[Stored data]
━━━━━━
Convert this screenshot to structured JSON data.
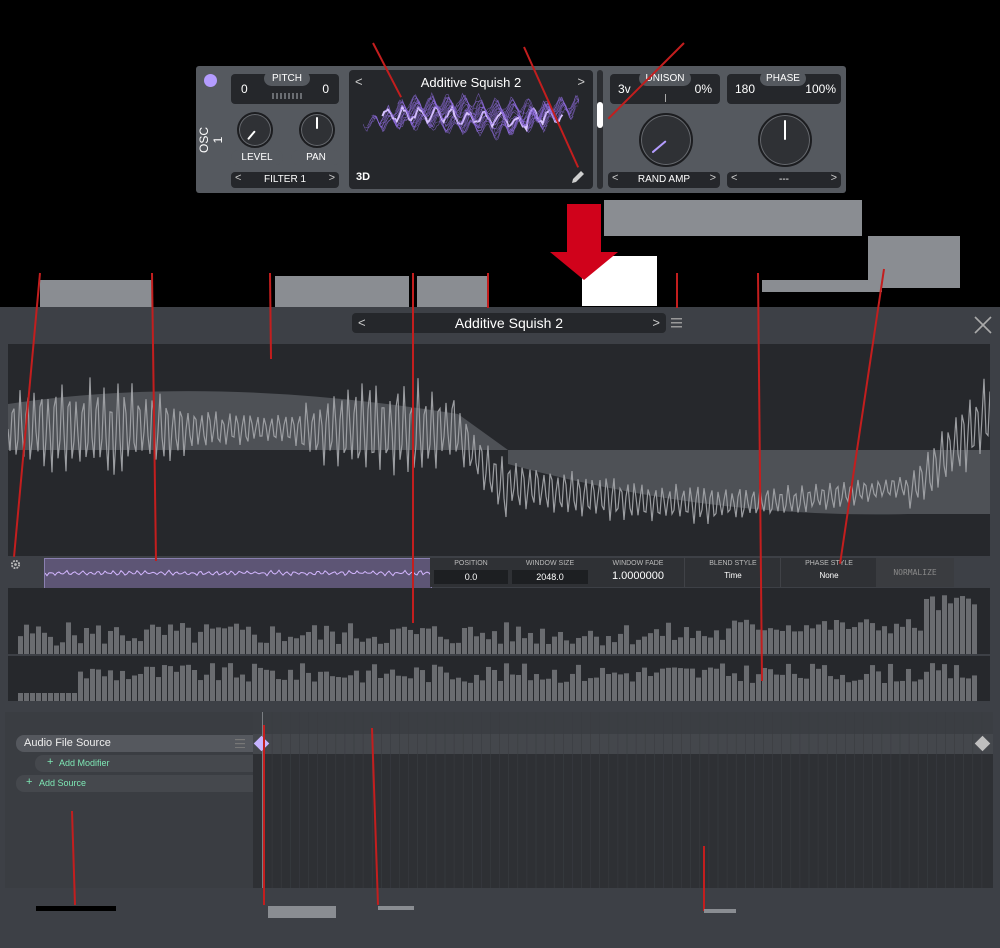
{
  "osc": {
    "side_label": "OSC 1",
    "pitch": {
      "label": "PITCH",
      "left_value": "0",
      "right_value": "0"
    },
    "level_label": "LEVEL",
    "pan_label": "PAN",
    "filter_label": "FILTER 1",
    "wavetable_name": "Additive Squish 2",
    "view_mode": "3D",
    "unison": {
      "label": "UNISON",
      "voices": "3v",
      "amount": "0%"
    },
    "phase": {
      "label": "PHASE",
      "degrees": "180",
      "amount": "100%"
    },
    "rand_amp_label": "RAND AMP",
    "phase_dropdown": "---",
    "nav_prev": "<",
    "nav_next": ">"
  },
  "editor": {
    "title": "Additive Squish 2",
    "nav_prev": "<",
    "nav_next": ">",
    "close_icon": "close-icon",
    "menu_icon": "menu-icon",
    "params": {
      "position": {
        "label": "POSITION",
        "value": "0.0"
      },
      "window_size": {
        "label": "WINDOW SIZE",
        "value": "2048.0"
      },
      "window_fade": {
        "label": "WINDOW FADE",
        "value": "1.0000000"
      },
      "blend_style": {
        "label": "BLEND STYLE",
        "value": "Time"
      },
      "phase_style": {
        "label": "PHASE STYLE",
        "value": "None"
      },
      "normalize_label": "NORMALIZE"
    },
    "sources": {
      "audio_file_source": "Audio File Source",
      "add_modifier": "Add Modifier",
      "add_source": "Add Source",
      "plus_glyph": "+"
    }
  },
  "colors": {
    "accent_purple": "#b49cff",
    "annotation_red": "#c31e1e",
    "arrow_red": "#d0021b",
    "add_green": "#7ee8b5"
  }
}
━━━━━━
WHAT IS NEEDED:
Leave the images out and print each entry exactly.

YOUR SOLUTION:
Convert this screenshot to structured JSON data.
{
  "osc": {
    "side_label": "OSC 1",
    "pitch": {
      "label": "PITCH",
      "left_value": "0",
      "right_value": "0"
    },
    "level_label": "LEVEL",
    "pan_label": "PAN",
    "filter_label": "FILTER 1",
    "wavetable_name": "Additive Squish 2",
    "view_mode": "3D",
    "unison": {
      "label": "UNISON",
      "voices": "3v",
      "amount": "0%"
    },
    "phase": {
      "label": "PHASE",
      "degrees": "180",
      "amount": "100%"
    },
    "rand_amp_label": "RAND AMP",
    "phase_dropdown": "---",
    "nav_prev": "<",
    "nav_next": ">"
  },
  "editor": {
    "title": "Additive Squish 2",
    "nav_prev": "<",
    "nav_next": ">",
    "close_icon": "close-icon",
    "menu_icon": "menu-icon",
    "params": {
      "position": {
        "label": "POSITION",
        "value": "0.0"
      },
      "window_size": {
        "label": "WINDOW SIZE",
        "value": "2048.0"
      },
      "window_fade": {
        "label": "WINDOW FADE",
        "value": "1.0000000"
      },
      "blend_style": {
        "label": "BLEND STYLE",
        "value": "Time"
      },
      "phase_style": {
        "label": "PHASE STYLE",
        "value": "None"
      },
      "normalize_label": "NORMALIZE"
    },
    "sources": {
      "audio_file_source": "Audio File Source",
      "add_modifier": "Add Modifier",
      "add_source": "Add Source",
      "plus_glyph": "+"
    }
  },
  "colors": {
    "accent_purple": "#b49cff",
    "annotation_red": "#c31e1e",
    "arrow_red": "#d0021b",
    "add_green": "#7ee8b5"
  }
}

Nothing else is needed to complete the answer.